Given information:
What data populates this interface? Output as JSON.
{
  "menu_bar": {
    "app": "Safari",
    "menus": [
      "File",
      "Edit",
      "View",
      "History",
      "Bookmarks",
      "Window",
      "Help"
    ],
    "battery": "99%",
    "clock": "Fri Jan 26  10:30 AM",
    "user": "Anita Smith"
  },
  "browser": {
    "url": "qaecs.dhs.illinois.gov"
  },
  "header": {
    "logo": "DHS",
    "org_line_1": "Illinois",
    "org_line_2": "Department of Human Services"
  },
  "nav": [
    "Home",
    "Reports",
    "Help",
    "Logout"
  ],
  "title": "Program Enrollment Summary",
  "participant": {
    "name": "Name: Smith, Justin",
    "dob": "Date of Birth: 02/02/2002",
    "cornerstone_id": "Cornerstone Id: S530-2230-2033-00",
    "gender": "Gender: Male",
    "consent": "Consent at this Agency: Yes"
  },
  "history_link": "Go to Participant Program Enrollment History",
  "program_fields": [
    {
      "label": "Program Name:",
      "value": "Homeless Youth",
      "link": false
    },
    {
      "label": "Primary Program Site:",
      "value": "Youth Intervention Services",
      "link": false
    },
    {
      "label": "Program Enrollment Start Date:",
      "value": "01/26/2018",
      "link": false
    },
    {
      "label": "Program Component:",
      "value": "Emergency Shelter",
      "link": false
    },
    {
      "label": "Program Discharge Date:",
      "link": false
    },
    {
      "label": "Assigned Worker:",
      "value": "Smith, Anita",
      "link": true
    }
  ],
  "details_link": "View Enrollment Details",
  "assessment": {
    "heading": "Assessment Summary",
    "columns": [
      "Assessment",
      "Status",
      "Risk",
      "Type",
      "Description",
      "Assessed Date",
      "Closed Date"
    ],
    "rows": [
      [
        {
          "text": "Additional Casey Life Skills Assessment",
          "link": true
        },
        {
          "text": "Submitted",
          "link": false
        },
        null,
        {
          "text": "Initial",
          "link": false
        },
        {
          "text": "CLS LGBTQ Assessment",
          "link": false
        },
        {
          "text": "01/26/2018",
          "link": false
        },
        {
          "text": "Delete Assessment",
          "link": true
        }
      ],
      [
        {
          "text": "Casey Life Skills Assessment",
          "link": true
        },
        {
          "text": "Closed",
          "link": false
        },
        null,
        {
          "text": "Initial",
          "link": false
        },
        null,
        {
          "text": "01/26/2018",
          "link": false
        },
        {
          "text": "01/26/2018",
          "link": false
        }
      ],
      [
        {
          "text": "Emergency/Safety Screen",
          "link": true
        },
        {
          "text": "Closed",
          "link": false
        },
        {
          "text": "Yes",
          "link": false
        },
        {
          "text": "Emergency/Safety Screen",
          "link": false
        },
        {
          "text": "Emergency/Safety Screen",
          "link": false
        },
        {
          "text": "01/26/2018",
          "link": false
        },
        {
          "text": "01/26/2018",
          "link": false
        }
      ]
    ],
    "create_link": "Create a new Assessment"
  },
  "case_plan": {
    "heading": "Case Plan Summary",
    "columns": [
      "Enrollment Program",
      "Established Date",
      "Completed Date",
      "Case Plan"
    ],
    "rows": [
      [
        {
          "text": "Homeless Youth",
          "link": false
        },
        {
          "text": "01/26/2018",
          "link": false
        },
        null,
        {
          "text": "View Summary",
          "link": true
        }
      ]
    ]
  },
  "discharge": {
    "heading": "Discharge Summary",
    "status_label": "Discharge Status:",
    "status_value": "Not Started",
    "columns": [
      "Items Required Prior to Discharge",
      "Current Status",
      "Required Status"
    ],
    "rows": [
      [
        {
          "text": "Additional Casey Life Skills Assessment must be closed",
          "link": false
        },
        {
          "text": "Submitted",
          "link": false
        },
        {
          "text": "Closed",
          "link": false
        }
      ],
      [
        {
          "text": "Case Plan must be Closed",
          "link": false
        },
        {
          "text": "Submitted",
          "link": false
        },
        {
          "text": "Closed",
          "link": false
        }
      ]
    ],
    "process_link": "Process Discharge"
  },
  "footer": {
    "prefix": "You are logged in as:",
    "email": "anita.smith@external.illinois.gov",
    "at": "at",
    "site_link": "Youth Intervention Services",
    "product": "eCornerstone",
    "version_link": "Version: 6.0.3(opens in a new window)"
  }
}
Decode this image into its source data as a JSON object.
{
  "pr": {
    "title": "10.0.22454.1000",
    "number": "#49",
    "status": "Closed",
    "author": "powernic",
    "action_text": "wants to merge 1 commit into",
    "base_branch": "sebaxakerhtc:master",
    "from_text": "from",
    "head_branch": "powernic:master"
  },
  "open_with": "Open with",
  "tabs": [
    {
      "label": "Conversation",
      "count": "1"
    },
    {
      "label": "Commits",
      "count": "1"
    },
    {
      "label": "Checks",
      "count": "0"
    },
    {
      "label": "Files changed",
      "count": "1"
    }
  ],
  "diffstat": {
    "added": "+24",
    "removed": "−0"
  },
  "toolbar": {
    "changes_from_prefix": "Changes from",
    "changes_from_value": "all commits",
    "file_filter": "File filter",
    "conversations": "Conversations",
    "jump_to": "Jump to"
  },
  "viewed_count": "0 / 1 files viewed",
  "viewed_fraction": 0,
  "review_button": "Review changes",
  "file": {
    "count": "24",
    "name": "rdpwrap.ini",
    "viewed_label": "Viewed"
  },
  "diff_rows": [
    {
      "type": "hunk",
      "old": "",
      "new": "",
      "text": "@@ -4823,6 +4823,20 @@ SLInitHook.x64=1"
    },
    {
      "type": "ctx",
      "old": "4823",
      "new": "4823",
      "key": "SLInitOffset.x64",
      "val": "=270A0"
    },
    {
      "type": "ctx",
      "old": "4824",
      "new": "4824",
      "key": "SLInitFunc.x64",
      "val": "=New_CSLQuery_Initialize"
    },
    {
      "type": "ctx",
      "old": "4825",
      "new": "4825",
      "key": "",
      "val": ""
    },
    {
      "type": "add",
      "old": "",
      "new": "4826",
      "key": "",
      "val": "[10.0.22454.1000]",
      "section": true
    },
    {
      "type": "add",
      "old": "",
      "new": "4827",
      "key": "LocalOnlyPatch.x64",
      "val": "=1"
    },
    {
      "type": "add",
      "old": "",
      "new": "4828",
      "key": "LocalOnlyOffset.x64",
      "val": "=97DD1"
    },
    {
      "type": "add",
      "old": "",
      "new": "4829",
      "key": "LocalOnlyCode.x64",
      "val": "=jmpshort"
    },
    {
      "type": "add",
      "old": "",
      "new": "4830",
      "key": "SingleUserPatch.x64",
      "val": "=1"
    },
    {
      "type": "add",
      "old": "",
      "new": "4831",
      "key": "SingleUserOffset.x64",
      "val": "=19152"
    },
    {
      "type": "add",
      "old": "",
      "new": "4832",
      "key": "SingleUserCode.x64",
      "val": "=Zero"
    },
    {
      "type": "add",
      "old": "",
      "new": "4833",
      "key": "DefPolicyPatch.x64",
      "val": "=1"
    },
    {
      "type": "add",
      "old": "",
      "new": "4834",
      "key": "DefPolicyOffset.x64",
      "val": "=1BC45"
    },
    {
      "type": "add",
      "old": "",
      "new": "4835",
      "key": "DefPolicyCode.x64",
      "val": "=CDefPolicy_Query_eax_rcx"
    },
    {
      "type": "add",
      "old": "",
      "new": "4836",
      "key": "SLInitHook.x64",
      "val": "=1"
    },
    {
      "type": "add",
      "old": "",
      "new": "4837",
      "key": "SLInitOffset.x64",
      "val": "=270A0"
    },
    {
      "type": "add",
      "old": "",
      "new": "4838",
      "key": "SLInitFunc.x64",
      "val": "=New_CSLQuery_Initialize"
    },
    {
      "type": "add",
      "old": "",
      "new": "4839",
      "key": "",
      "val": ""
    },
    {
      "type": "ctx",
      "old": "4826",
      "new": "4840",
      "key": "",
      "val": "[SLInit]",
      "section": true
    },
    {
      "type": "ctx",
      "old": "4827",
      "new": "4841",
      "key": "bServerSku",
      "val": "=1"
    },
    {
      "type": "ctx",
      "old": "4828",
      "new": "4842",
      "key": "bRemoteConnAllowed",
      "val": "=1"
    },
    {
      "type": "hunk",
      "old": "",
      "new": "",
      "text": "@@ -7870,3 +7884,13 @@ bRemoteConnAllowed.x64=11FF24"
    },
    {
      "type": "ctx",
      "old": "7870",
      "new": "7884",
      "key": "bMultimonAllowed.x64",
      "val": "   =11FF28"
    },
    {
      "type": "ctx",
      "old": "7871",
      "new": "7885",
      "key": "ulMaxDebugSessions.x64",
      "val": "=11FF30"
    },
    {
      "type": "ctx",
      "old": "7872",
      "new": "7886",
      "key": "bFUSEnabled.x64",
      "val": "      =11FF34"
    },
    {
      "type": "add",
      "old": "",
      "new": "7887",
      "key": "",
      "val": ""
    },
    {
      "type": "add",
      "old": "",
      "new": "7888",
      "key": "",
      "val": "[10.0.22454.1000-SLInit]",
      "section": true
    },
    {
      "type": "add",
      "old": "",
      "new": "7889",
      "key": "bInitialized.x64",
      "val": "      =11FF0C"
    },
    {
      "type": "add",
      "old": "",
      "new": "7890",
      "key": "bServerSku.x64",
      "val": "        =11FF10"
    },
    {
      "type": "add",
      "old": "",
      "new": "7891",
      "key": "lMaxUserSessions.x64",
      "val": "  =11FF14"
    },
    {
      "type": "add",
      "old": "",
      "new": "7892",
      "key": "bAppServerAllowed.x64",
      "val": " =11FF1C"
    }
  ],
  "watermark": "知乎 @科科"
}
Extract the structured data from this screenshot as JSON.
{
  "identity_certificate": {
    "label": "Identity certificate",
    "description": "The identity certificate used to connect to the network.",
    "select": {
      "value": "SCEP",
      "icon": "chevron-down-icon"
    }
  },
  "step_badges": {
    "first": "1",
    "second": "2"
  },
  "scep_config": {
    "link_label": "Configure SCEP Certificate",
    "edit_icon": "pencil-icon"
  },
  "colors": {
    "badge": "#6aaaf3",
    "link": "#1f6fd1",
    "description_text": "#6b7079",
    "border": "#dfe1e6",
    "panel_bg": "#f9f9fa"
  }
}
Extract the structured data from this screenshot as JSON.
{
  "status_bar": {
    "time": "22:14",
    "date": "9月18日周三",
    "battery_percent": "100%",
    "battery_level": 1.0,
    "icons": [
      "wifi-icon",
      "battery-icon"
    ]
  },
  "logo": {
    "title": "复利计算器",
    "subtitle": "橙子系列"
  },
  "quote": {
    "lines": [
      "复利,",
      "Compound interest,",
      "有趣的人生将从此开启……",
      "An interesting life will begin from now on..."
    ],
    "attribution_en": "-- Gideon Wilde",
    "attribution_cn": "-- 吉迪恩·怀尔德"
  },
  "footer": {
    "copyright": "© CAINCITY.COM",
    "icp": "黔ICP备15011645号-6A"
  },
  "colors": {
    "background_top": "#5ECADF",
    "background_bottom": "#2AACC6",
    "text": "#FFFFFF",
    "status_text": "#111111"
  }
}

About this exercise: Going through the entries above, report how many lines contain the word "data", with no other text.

Result for this exercise: 4